**Work to complete**
You are asked to repeat the listing word for word and to leave out its pictures.

**Provided data**
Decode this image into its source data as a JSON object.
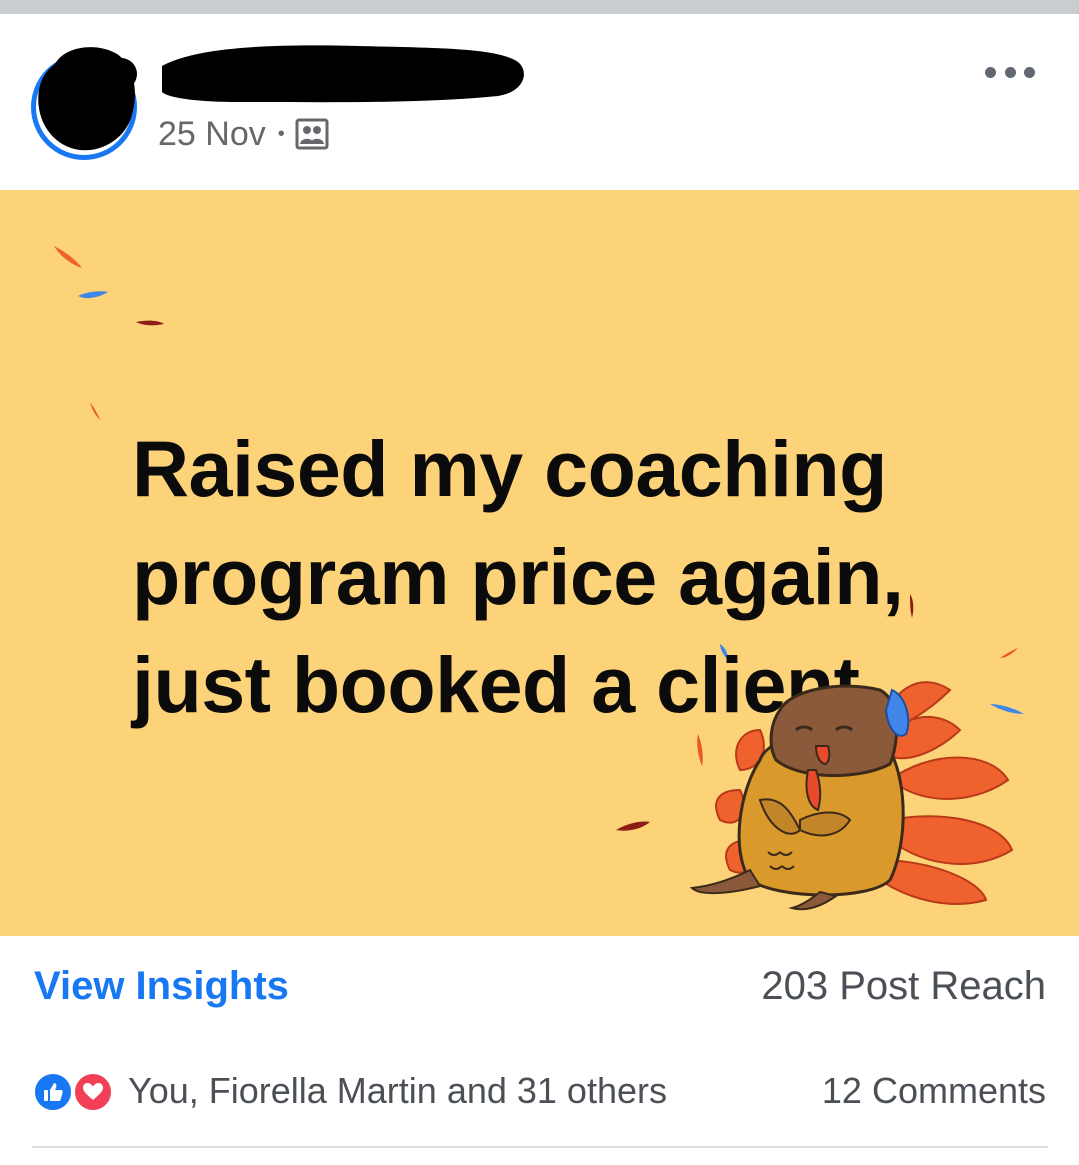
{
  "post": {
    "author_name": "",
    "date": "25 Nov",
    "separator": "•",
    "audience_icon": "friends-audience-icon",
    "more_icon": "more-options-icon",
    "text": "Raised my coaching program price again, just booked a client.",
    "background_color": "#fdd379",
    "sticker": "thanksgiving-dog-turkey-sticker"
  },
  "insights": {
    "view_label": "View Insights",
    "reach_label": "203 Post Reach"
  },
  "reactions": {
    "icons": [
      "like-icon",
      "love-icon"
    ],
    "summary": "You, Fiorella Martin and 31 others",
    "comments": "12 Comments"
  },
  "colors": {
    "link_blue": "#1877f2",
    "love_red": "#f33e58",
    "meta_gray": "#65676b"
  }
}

**Task answer**
Decode this image into its source data as a JSON object.
{
  "post": {
    "author_name": "",
    "date": "25 Nov",
    "separator": "•",
    "audience_icon": "friends-audience-icon",
    "more_icon": "more-options-icon",
    "text": "Raised my coaching program price again, just booked a client.",
    "background_color": "#fdd379",
    "sticker": "thanksgiving-dog-turkey-sticker"
  },
  "insights": {
    "view_label": "View Insights",
    "reach_label": "203 Post Reach"
  },
  "reactions": {
    "icons": [
      "like-icon",
      "love-icon"
    ],
    "summary": "You, Fiorella Martin and 31 others",
    "comments": "12 Comments"
  },
  "colors": {
    "link_blue": "#1877f2",
    "love_red": "#f33e58",
    "meta_gray": "#65676b"
  }
}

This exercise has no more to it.